November also brings back some of last year’s most beloved shows—one for kids and one for adults who like to combine history with comedy—for a second season and features the streaming premiere of a great Nicolas Cage comeback film. But let’s start with a look at domestic terror.
The Informant: Fear and Faith in the Heartland (November 1)
Anchored by George Stephanopoulos, this documentary looks at a failed terror plot targeting a group of immigrants in Garden City, Kansas and the unlikely man who folded it by wearing a wire for the FBI.
Breaking News in Yuba County (November 1)
Allison Janney stars in this dark comedy about a Kentucky woman who becomes a media celebrity when her husband disappears. Directed by Tate Taylor (The Help, Ma) the film earned mostly unkind reviews but a supporting cast that includes Mila Kunis, Regina Hall, Awkwafina, Wanda Sykes, and Juliette Lewis might make it kind of hard to resist, especially when it’s just a click away.
Animaniacs (Season 2 Premiere, November 5)
The beloved Nineties cartoon made a welcome return in 2020, introducing a whole new generation to the antics of Yakko, Wakko, and Dot, Pinky and the Brain and a host of new characters. Already picked up for a third season, the series’ second season premieres in its entirety today.
Marvel’s Hit-Monkey (Hulu, November 17)
Not all Marvel series end up on Disney+. Aimed at an older audience, this animated series focuses on the bloody/comic adventures of a money assassin (Fred Tatasciore) who’s coached by a ghost mentor (Jason Sudeikis). Like M.O.D.O.K., which premiered earlier this year, that’s not exactly a family-friendly premise, but it could be quite funny.
The Curse of Von Dutch (November 18)
Arriving on the heels of LuLaRich, this look at the troubled history of an inescapable 2000s brand suggests a dark-side-of-fashion documentary trend might be in the works. The press release promises a story featuring “surfers, gangsters, European garmentos and Hollywood movers and shakers.” Trucker hats go unmentioned, but expect plenty of those, too.
Mandibles (November 18)
Director Quentin Dupieux (Rubber) has carved out a niche for himself making movies that mix absurdist comedy with genre conventions. With Mandibles he keeps carving via the story of two small-time criminals who decide to tame a giant fly to aid their crimes. Things, as you might guess, don’t go according to plan.
The Great (Season 2 Premiere, November 19)
Speaking of mixing genres, Elle Fanning returns for a second season of comedy and Russian history in this much-liked retelling of the life of Catherine the Great. This second season finds Catherine still vying for control of the throne with her husband Peter III (Nicholas Hoult), a battle of will that threatens to erupt into outright violence.
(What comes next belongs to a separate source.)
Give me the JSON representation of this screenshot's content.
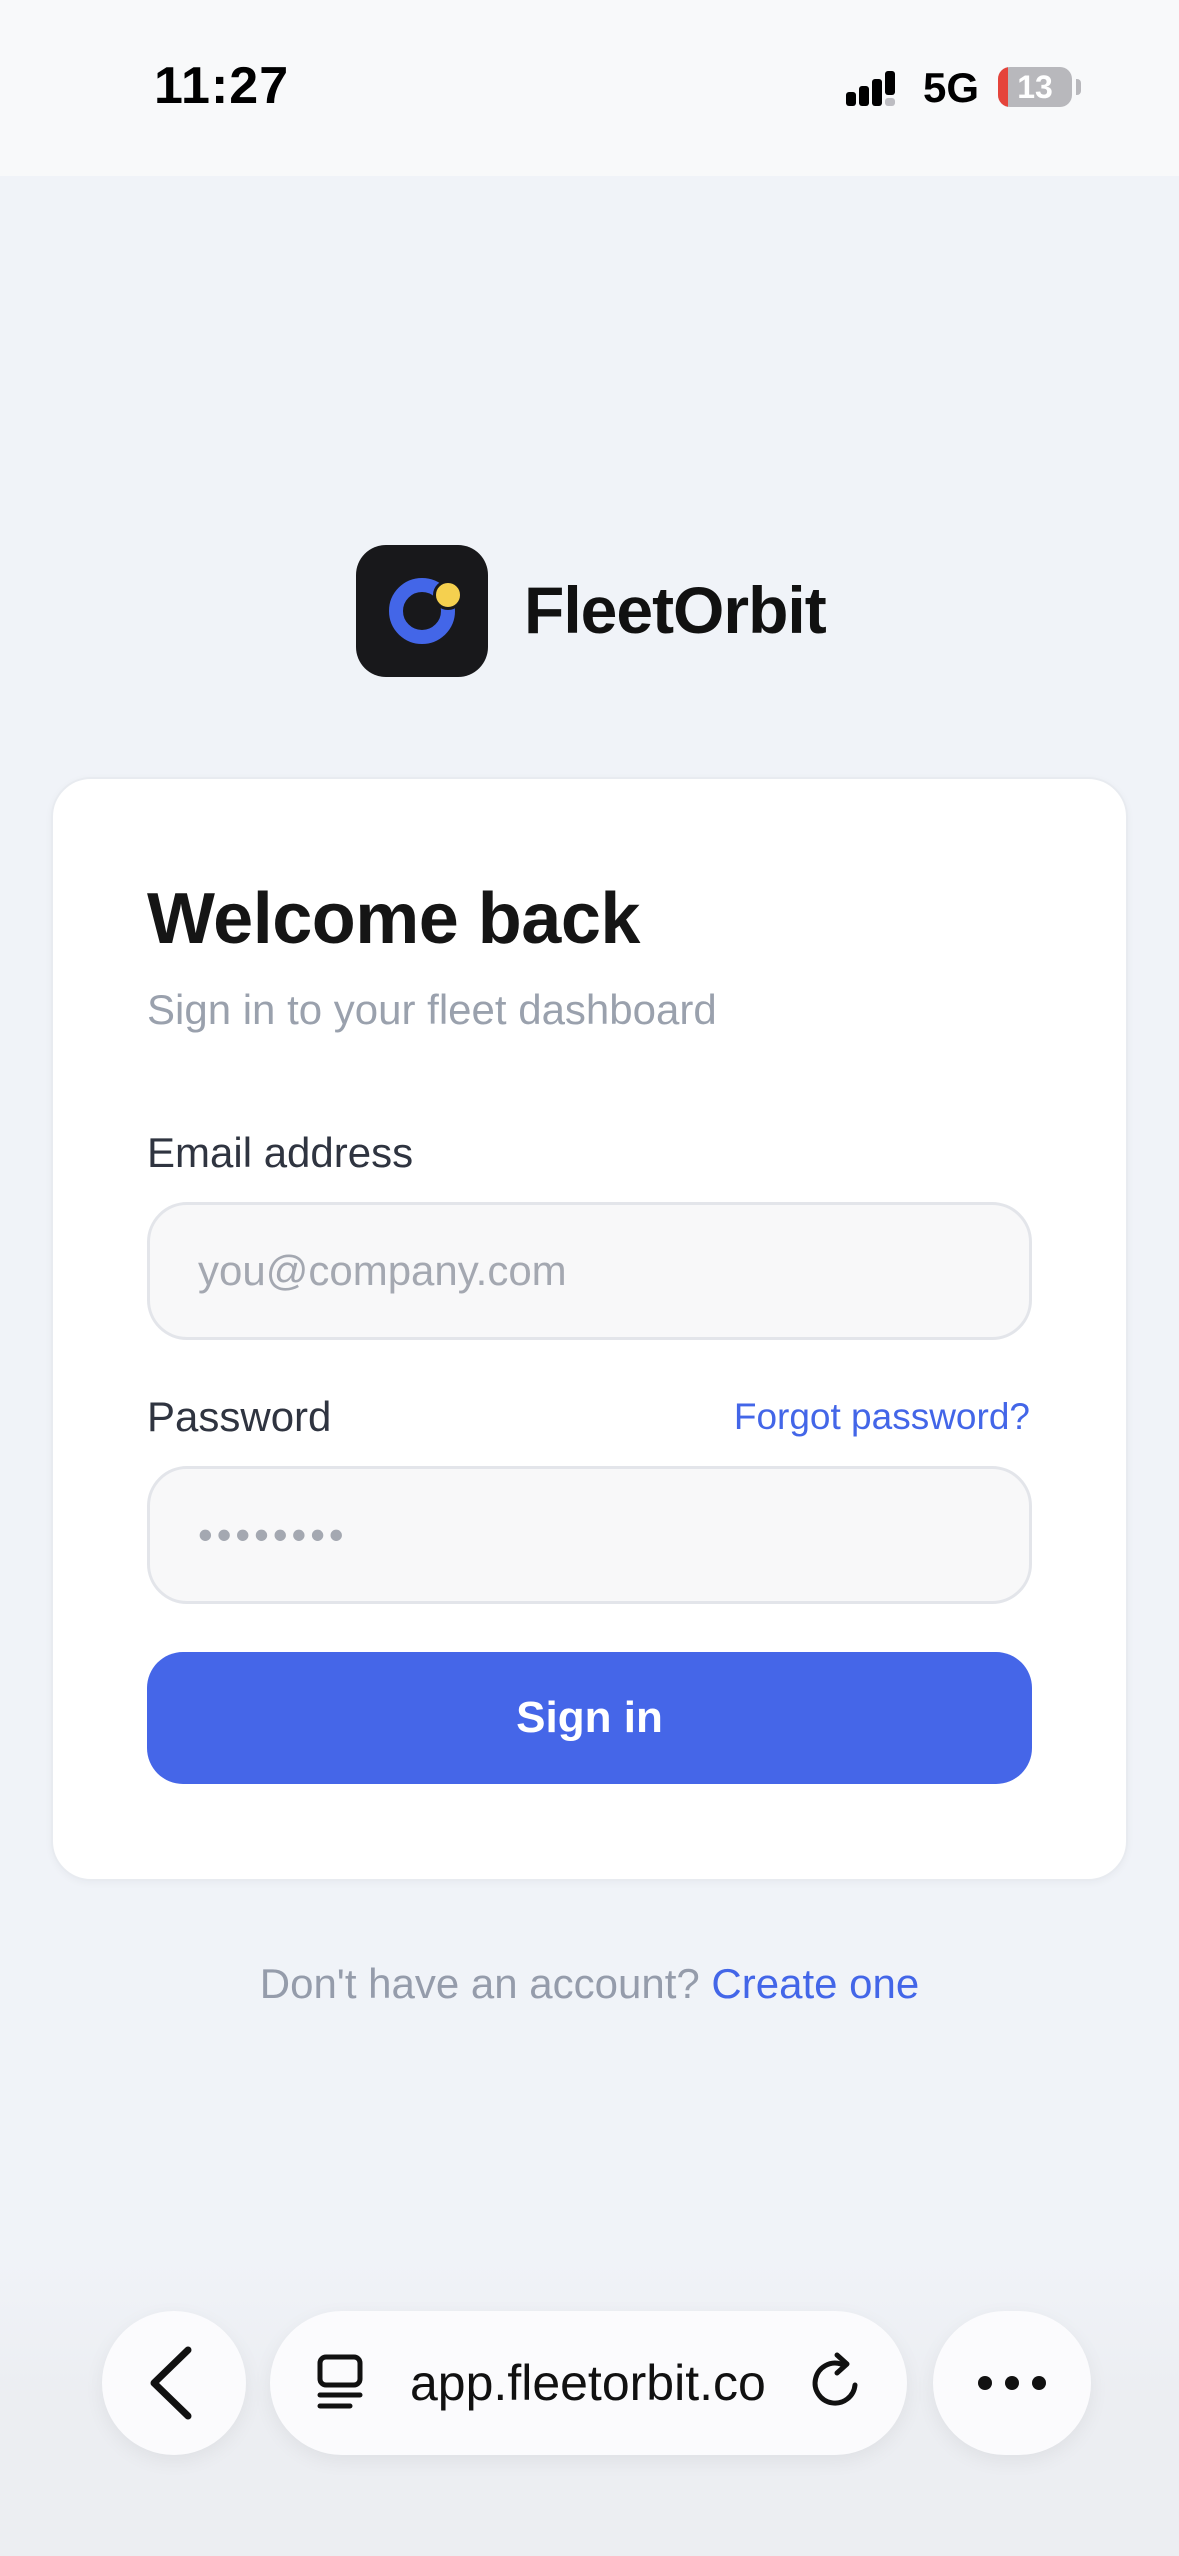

Ride the Eagle (November 25)
We really haven’t seen enough of Jake Johnson lately and though this comedy didn’t make much of an impression when it arrived in theaters it looks like it might deserve a second life. Johnson plays Leif, who stands to come into a desirable inheritance but only if he fulfills the obligations of his mother’s to-do list. D’Arcy Carden, Susan Sarandon, and J.K. Simmons co-star.
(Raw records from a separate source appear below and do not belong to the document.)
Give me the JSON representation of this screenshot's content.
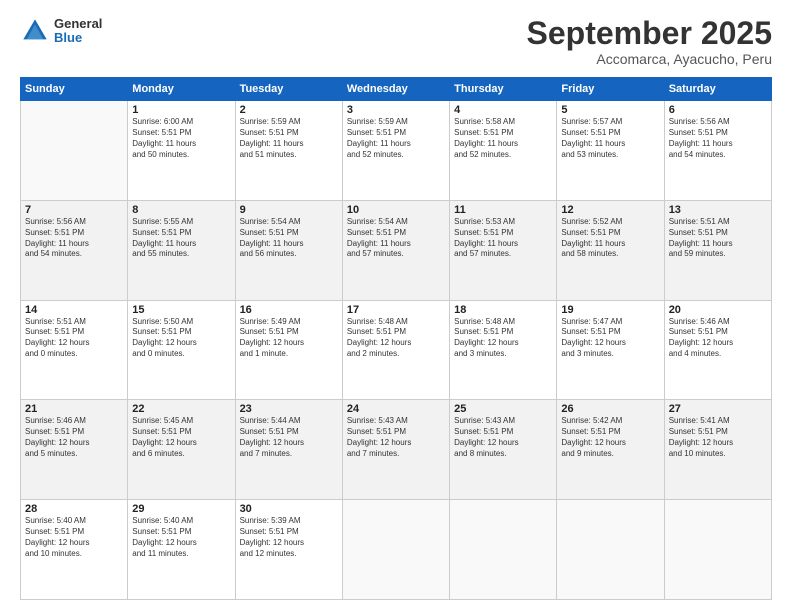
{
  "header": {
    "logo_line1": "General",
    "logo_line2": "Blue",
    "month": "September 2025",
    "location": "Accomarca, Ayacucho, Peru"
  },
  "weekdays": [
    "Sunday",
    "Monday",
    "Tuesday",
    "Wednesday",
    "Thursday",
    "Friday",
    "Saturday"
  ],
  "weeks": [
    [
      {
        "day": "",
        "info": ""
      },
      {
        "day": "1",
        "info": "Sunrise: 6:00 AM\nSunset: 5:51 PM\nDaylight: 11 hours\nand 50 minutes."
      },
      {
        "day": "2",
        "info": "Sunrise: 5:59 AM\nSunset: 5:51 PM\nDaylight: 11 hours\nand 51 minutes."
      },
      {
        "day": "3",
        "info": "Sunrise: 5:59 AM\nSunset: 5:51 PM\nDaylight: 11 hours\nand 52 minutes."
      },
      {
        "day": "4",
        "info": "Sunrise: 5:58 AM\nSunset: 5:51 PM\nDaylight: 11 hours\nand 52 minutes."
      },
      {
        "day": "5",
        "info": "Sunrise: 5:57 AM\nSunset: 5:51 PM\nDaylight: 11 hours\nand 53 minutes."
      },
      {
        "day": "6",
        "info": "Sunrise: 5:56 AM\nSunset: 5:51 PM\nDaylight: 11 hours\nand 54 minutes."
      }
    ],
    [
      {
        "day": "7",
        "info": "Sunrise: 5:56 AM\nSunset: 5:51 PM\nDaylight: 11 hours\nand 54 minutes."
      },
      {
        "day": "8",
        "info": "Sunrise: 5:55 AM\nSunset: 5:51 PM\nDaylight: 11 hours\nand 55 minutes."
      },
      {
        "day": "9",
        "info": "Sunrise: 5:54 AM\nSunset: 5:51 PM\nDaylight: 11 hours\nand 56 minutes."
      },
      {
        "day": "10",
        "info": "Sunrise: 5:54 AM\nSunset: 5:51 PM\nDaylight: 11 hours\nand 57 minutes."
      },
      {
        "day": "11",
        "info": "Sunrise: 5:53 AM\nSunset: 5:51 PM\nDaylight: 11 hours\nand 57 minutes."
      },
      {
        "day": "12",
        "info": "Sunrise: 5:52 AM\nSunset: 5:51 PM\nDaylight: 11 hours\nand 58 minutes."
      },
      {
        "day": "13",
        "info": "Sunrise: 5:51 AM\nSunset: 5:51 PM\nDaylight: 11 hours\nand 59 minutes."
      }
    ],
    [
      {
        "day": "14",
        "info": "Sunrise: 5:51 AM\nSunset: 5:51 PM\nDaylight: 12 hours\nand 0 minutes."
      },
      {
        "day": "15",
        "info": "Sunrise: 5:50 AM\nSunset: 5:51 PM\nDaylight: 12 hours\nand 0 minutes."
      },
      {
        "day": "16",
        "info": "Sunrise: 5:49 AM\nSunset: 5:51 PM\nDaylight: 12 hours\nand 1 minute."
      },
      {
        "day": "17",
        "info": "Sunrise: 5:48 AM\nSunset: 5:51 PM\nDaylight: 12 hours\nand 2 minutes."
      },
      {
        "day": "18",
        "info": "Sunrise: 5:48 AM\nSunset: 5:51 PM\nDaylight: 12 hours\nand 3 minutes."
      },
      {
        "day": "19",
        "info": "Sunrise: 5:47 AM\nSunset: 5:51 PM\nDaylight: 12 hours\nand 3 minutes."
      },
      {
        "day": "20",
        "info": "Sunrise: 5:46 AM\nSunset: 5:51 PM\nDaylight: 12 hours\nand 4 minutes."
      }
    ],
    [
      {
        "day": "21",
        "info": "Sunrise: 5:46 AM\nSunset: 5:51 PM\nDaylight: 12 hours\nand 5 minutes."
      },
      {
        "day": "22",
        "info": "Sunrise: 5:45 AM\nSunset: 5:51 PM\nDaylight: 12 hours\nand 6 minutes."
      },
      {
        "day": "23",
        "info": "Sunrise: 5:44 AM\nSunset: 5:51 PM\nDaylight: 12 hours\nand 7 minutes."
      },
      {
        "day": "24",
        "info": "Sunrise: 5:43 AM\nSunset: 5:51 PM\nDaylight: 12 hours\nand 7 minutes."
      },
      {
        "day": "25",
        "info": "Sunrise: 5:43 AM\nSunset: 5:51 PM\nDaylight: 12 hours\nand 8 minutes."
      },
      {
        "day": "26",
        "info": "Sunrise: 5:42 AM\nSunset: 5:51 PM\nDaylight: 12 hours\nand 9 minutes."
      },
      {
        "day": "27",
        "info": "Sunrise: 5:41 AM\nSunset: 5:51 PM\nDaylight: 12 hours\nand 10 minutes."
      }
    ],
    [
      {
        "day": "28",
        "info": "Sunrise: 5:40 AM\nSunset: 5:51 PM\nDaylight: 12 hours\nand 10 minutes."
      },
      {
        "day": "29",
        "info": "Sunrise: 5:40 AM\nSunset: 5:51 PM\nDaylight: 12 hours\nand 11 minutes."
      },
      {
        "day": "30",
        "info": "Sunrise: 5:39 AM\nSunset: 5:51 PM\nDaylight: 12 hours\nand 12 minutes."
      },
      {
        "day": "",
        "info": ""
      },
      {
        "day": "",
        "info": ""
      },
      {
        "day": "",
        "info": ""
      },
      {
        "day": "",
        "info": ""
      }
    ]
  ]
}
Pig (November 26)
What do you do when you’re a reclusive truffle hunter and thieves steal your beloved pig? If you’re Rob (Nicolas Cage), the protagonist of this first feature by Michael Sarnoski, you reluctantly head into the city, look for the pig, and confront your past. That might sound like the premise of a John Wick-like tale of revenge, but viewers should expect something far more reflective and lyrical (and far less violent) than the set-up suggests. If you missed one of the year’s best movies when it played theaters a few months ago, now’s your chance to catch up.
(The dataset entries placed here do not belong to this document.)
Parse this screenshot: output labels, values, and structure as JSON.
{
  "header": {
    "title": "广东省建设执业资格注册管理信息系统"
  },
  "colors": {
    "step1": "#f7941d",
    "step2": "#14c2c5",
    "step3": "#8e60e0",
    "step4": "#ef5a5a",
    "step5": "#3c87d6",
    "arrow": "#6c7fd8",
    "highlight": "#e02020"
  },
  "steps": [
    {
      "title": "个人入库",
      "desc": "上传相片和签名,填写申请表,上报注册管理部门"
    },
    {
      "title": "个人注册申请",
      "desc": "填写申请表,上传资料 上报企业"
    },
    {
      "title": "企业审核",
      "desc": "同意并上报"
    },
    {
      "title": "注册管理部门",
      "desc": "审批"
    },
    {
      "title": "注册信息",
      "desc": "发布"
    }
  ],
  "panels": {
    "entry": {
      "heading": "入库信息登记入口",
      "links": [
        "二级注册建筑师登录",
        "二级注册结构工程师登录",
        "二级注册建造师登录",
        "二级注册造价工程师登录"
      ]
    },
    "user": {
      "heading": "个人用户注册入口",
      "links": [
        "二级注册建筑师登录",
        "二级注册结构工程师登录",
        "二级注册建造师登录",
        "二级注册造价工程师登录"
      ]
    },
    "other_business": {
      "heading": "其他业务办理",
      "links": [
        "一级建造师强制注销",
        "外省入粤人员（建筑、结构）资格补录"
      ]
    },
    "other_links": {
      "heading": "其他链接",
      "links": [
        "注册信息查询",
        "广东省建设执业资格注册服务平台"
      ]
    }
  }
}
All Light, Everywhere (November 29)
Documentarian Theo Anthony’s (Rat Film) latest uses a look at police body cameras as a jumping-off point to discuss how we look at surveillance, prejudice, misperceptions, and how we don’t always see what we think we’re seeing when we look at the world.